The II-V-I progression (IIm7 - V7 - Imaj7)
The II-V-I progression is the most important chord progression in jazz, but of course you'll find it in other styles too. It exists in major (IIm7 V7 Imaj7) as well as in minor (IIm7b5 V7 Im7). In this lesson we'll only cover the II-V-I in major.
The chords without open strings can easily be slided to another key. The variations with open strings may sound better in some styles (especially with acoustic guitars), but you have to find out specific chord shapes for every key (and in some keys you may not find any open chord at all).
A new thing in this lesson is the use of chord extensions ("tensions"): 9, 11 and 13 are tones, that result from stacking more thirds over the basic chord tones 1, 3 (m3), 5 and 7 (maj7).
- IIm7: 9 or 11 go great with the IIm7 chord

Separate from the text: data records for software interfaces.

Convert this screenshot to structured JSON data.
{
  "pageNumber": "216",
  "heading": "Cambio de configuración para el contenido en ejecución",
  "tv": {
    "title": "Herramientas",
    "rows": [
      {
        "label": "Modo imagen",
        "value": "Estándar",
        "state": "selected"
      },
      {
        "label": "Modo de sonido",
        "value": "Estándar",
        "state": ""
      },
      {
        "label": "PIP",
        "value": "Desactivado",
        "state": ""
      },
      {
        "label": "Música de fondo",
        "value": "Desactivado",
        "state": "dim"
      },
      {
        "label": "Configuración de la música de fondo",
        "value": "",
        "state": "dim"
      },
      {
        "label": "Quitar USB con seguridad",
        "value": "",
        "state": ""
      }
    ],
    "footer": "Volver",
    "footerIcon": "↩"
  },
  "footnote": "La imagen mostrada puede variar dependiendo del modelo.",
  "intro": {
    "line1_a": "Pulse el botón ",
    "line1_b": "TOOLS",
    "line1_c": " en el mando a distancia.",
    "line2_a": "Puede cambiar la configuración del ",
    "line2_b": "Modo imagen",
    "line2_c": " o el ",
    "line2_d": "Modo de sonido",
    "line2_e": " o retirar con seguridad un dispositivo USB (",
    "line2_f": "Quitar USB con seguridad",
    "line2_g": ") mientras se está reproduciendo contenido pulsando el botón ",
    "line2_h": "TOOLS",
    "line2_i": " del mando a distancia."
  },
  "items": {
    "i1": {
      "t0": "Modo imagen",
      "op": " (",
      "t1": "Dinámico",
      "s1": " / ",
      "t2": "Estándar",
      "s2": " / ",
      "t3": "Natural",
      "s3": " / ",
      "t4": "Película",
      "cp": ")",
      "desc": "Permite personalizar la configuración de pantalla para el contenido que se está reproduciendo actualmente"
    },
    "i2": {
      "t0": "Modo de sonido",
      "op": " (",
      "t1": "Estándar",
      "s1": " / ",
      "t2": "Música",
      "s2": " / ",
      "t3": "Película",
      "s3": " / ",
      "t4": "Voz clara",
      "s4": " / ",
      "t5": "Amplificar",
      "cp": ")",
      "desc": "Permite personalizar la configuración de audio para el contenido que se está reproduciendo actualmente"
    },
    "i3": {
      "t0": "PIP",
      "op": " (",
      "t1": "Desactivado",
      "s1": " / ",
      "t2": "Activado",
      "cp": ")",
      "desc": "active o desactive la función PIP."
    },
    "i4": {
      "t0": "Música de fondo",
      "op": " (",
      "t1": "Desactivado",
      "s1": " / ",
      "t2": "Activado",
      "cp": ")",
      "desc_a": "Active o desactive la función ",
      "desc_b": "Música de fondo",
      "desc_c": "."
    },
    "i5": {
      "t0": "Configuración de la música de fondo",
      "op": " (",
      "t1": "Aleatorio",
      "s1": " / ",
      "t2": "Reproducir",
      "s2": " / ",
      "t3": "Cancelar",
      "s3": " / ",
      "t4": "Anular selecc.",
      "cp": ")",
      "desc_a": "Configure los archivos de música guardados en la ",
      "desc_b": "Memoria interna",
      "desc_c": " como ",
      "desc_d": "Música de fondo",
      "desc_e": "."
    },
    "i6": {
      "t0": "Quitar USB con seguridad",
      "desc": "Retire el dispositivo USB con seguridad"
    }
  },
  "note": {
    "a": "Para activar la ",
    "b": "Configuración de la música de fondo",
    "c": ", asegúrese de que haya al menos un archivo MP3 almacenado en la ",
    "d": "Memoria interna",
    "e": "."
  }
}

- V7: you may (even should in some styles) add a 9 or 13 to the V7 chord (we'll save altered tensions like b9, #9 and b13 for another lesson).
- Imaj7: add a great color to the Imaj7 with a 9 or get a more "final character" by replacing the maj7 with a 6.
I want to avoid to go too deep into tensions here. This is a practical lesson and after practising some of the more complex chords here (that are sometimes even easier to play) it will later be much easier to understand the theory.
In some of the examples you can find sus chords. Sometimes it sounds great to use a half bar of V7sus and then V7 instead of a whole bar of V7. The sus chord (sus = sus4 = 4th instead of the 3rd) may also contain tension tones. The sus9 chord = 7sus4(9) is very common and can also be seen and written as slash chord (e.g. Gsus9 = F/G).
Two-Five-One in all twelve keys
In this video I'm strumming the II-V-I progression through all 12 keys (with just some of the chord variations shown above):